plunger permits the firing pin to snap through it to
activate the primer and detonator. Figure 126. Mushroom-type mine.

Land Mines
The most common Japanese land mine'is the Type
93, or "Tape-Measure Mine", so called because it
'K x Ad resembles a rolled-up steel tape measure. The mine
weighs about 3 pounds and is 63/ inches in diameter
and 13 inches thick. It is filled with 2 pounds of
picric acid. In the center of its top is a bronze plug
which covers the fuze. There are loops on the casing
to permit suspension of the mine or drawing it across
the path of a tank by means of an attached cord.
Figure 125. Tape-measure mine. Pressures of from 70 to 200 pounds will activate the
180
mine; the shear wire is adjusted to vary the pressure
at which it will be detonated. There is a safety cap
in the upper end of the firing pin. These mines
usually are laid in patterns of diagonal rows 30 inches
apart.
A leading Japanese antitank mine is the magnetized
armor-piercing type. This contains eight sections of
TNT wrapped in wax paper and held in a circular
canvas bag. Four magnets are attached to the out-
side of the bag. To prepare the mine for firing, a
wooden plug is pulled out and a percussion igniter of
the delay type inserted. The mine then is thrust
against the tank to which it adheres by action of the
magnets. The safety pin is withdrawn and the firing
pin is depressed, activating the igniter and causing
detonation within 4 to 5 seconds.
One of the most recently introduced land mines is
the so-called yardstick type. It is 3 feet long and is
made up of four fuzed units in a smooth, flattened-
steel casing with an oval cross section. The tube
contains eight 3 4-pound blocks of picric acid. It is
detonated by pressures of from 6 to 10.6 pounds.
It should also be borne in mind that the Japanese
captured a large number of the Dutch mushroom- Figlure 127. Japanese magnetic mine.

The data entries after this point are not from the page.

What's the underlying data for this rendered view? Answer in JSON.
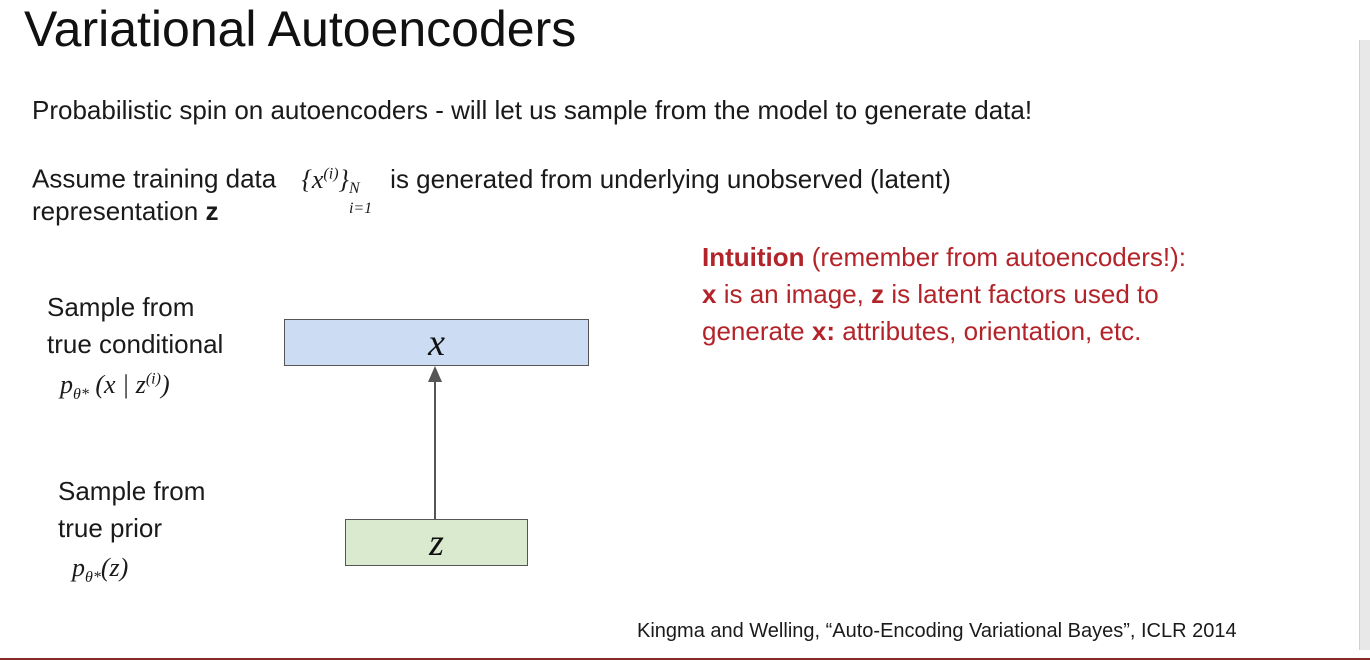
{
  "slide": {
    "title": "Variational Autoencoders",
    "line1": "Probabilistic spin on autoencoders - will let us sample from the model to generate data!",
    "line2_prefix": "Assume training data",
    "line2_math_set": "{x",
    "line2_math_sup": "(i)",
    "line2_math_close": "}",
    "line2_math_sub": "i=1",
    "line2_math_supN": "N",
    "line2_suffix": "is generated from underlying unobserved (latent)",
    "line3_prefix": "representation",
    "line3_bold": "z"
  },
  "diagram": {
    "label_top_line1": "Sample from",
    "label_top_line2": "true conditional",
    "label_top_formula": "p",
    "label_top_formula_sub": "θ*",
    "label_top_formula_rest": "(x | z",
    "label_top_formula_sup": "(i)",
    "label_top_formula_end": ")",
    "label_bottom_line1": "Sample from",
    "label_bottom_line2": "true prior",
    "label_bottom_formula": "p",
    "label_bottom_formula_sub": "θ*",
    "label_bottom_formula_rest": "(z)",
    "box_x": "x",
    "box_z": "z",
    "box_x_color": "#ccdcf2",
    "box_z_color": "#d9eacf"
  },
  "intuition": {
    "bold": "Intuition",
    "rest1": " (remember from autoencoders!):",
    "x_bold": "x",
    "rest2a": " is an image, ",
    "z_bold": "z",
    "rest2b": " is latent factors used to",
    "rest3a": "generate ",
    "x_bold2": "x:",
    "rest3b": " attributes, orientation, etc."
  },
  "citation": "Kingma and Welling, “Auto-Encoding Variational Bayes”, ICLR 2014"
}
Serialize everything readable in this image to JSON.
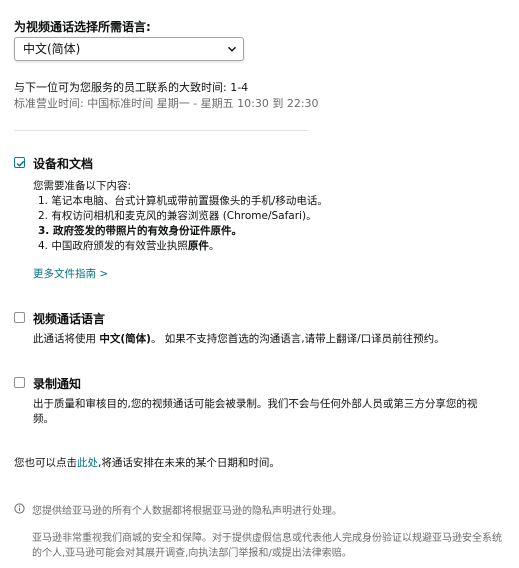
{
  "language": {
    "label": "为视频通话选择所需语言:",
    "selected": "中文(简体)"
  },
  "wait_time": {
    "prefix": "与下一位可为您服务的员工联系的大致时间:",
    "value": "1-4"
  },
  "business_hours": "标准营业时间: 中国标准时间 星期一 - 星期五 10:30 到 22:30",
  "documents": {
    "checked": true,
    "title": "设备和文档",
    "intro": "您需要准备以下内容:",
    "items": [
      {
        "text": "1. 笔记本电脑、台式计算机或带前置摄像头的手机/移动电话。"
      },
      {
        "text": "2. 有权访问相机和麦克风的兼容浏览器 (Chrome/Safari)。"
      },
      {
        "prefix": "3. ",
        "bold": "政府签发的带照片的有效身份证件原件。",
        "suffix": ""
      },
      {
        "prefix": "4. 中国政府颁发的有效营业执照",
        "bold": "原件",
        "suffix": "。"
      }
    ],
    "more_link": "更多文件指南 >"
  },
  "call_language": {
    "checked": false,
    "title": "视频通话语言",
    "prefix": "此通话将使用 ",
    "language": "中文(简体)",
    "suffix": "。 如果不支持您首选的沟通语言,请带上翻译/口译员前往预约。"
  },
  "recording": {
    "checked": false,
    "title": "录制通知",
    "text": "出于质量和审核目的,您的视频通话可能会被录制。我们不会与任何外部人员或第三方分享您的视频。"
  },
  "schedule": {
    "prefix": "您也可以点击",
    "link": "此处",
    "suffix": ",将通话安排在未来的某个日期和时间。"
  },
  "privacy_notice": "您提供给亚马逊的所有个人数据都将根据亚马逊的隐私声明进行处理。",
  "security_notice": "亚马逊非常重视我们商城的安全和保障。对于提供虚假信息或代表他人完成身份验证以规避亚马逊安全系统的个人,亚马逊可能会对其展开调查,向执法部门举报和/或提出法律索赔。",
  "colors": {
    "link": "#007185",
    "checkbox_checked": "#0a7c91",
    "muted_text": "#6b6b6b"
  }
}
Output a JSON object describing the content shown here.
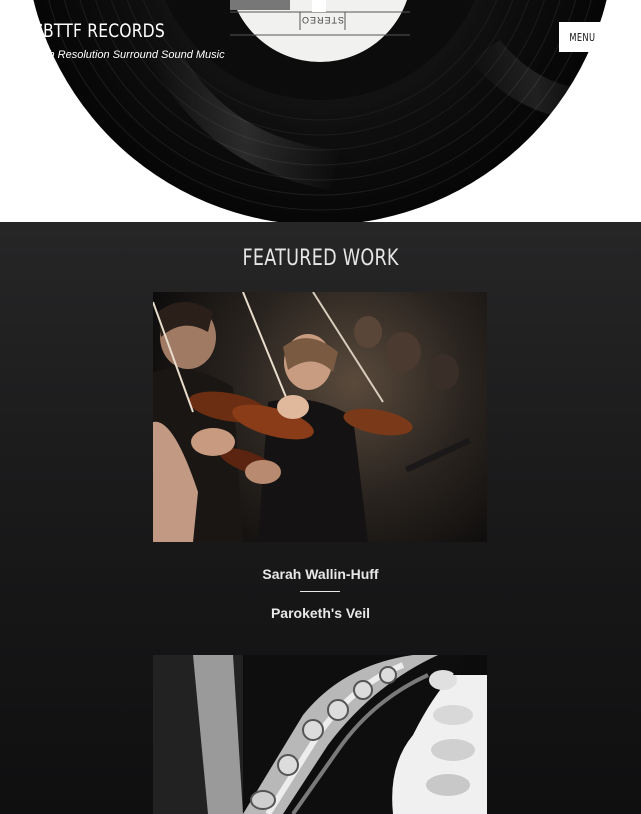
{
  "header": {
    "title": "CBTTF RECORDS",
    "tagline": "High Resolution Surround Sound Music",
    "menu_label": "MENU",
    "record_label_text": "STEREO"
  },
  "featured": {
    "heading": "FEATURED WORK",
    "items": [
      {
        "artist": "Sarah Wallin-Huff",
        "work": "Paroketh's Veil",
        "image": "violin-orchestra-photo"
      },
      {
        "image": "saxophone-photo"
      }
    ]
  },
  "colors": {
    "hero_background": "#ffffff",
    "page_background": "#1b1b1c",
    "text": "#e8e8e8",
    "menu_button": "#ffffff"
  }
}
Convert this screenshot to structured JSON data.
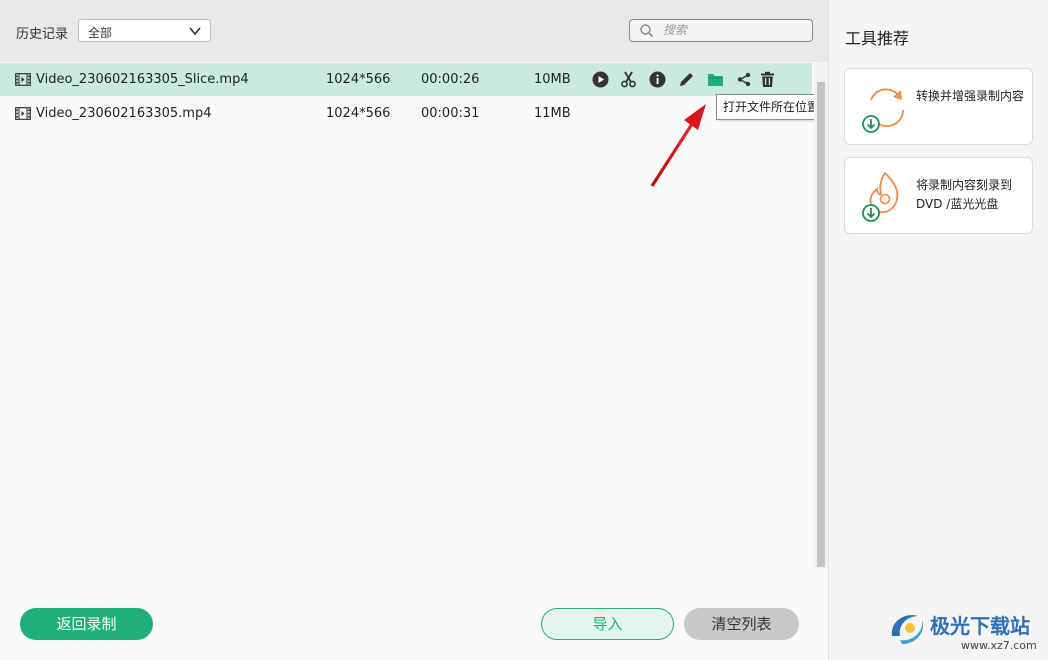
{
  "header": {
    "history_label": "历史记录",
    "filter_value": "全部",
    "search_placeholder": "搜索"
  },
  "rows": [
    {
      "name": "Video_230602163305_Slice.mp4",
      "resolution": "1024*566",
      "duration": "00:00:26",
      "size": "10MB",
      "selected": true
    },
    {
      "name": "Video_230602163305.mp4",
      "resolution": "1024*566",
      "duration": "00:00:31",
      "size": "11MB",
      "selected": false
    }
  ],
  "row_actions": [
    "play-icon",
    "scissors-icon",
    "info-icon",
    "pencil-icon",
    "folder-icon",
    "share-icon",
    "trash-icon"
  ],
  "tooltip": "打开文件所在位置",
  "buttons": {
    "back": "返回录制",
    "import": "导入",
    "clear": "清空列表"
  },
  "sidebar": {
    "title": "工具推荐",
    "cards": [
      {
        "text": "转换并增强录制内容",
        "icon": "convert-icon"
      },
      {
        "text": "将录制内容刻录到 DVD /蓝光光盘",
        "icon": "burn-disc-icon"
      }
    ]
  },
  "watermark": {
    "text": "极光下载站",
    "url": "www.xz7.com"
  },
  "colors": {
    "accent": "#1fb07a",
    "selected_row": "#c9eadf",
    "arrow": "#d9161b",
    "watermark": "#2e6fb5",
    "card_orange": "#f08b4a"
  }
}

181
type land mines, and these may be encountered in
JAPANESE J any theater of operations. The mine is a disc 84
JAPANESE .~ inches in diameter and 34 inches thick, with a dome-
ANTI-INVASION MINE
ANTI-INVASION
,like MINE cover held off the striker by a light spring. Total
weight of the mine is 91 pounds, 5/ pounds of
which is the weight of the TNT. Fifty pounds pres-
sure will be sufficient to press the cover down upon
the striker to detonate the mine.
When landings were made on the beach at Tarawa,
Gilbert Islands, a number of anti-invasion mines
were found arranged in a single straight row, parallel
to and 50 yards from the highwater mark on the
beach. These mines are hemispherical and are of all-
welded construction. There are two handles and two
horns, and a central opening in the top which con-
tains the booster and safety switch. The horns con-
tain vials of acid. When either horn is bent, the acid
vial is broken, permitting the acid to drop upon the
plates of a small battery which has a zinc cathode
and a copper anode. A current of sufficient amperage
is generated to explode the charge which is in the
bottom chamber of the mine.

Figure 128. Japanese anti-invasion mine. *U. S. Government Printing Office: 1944-

182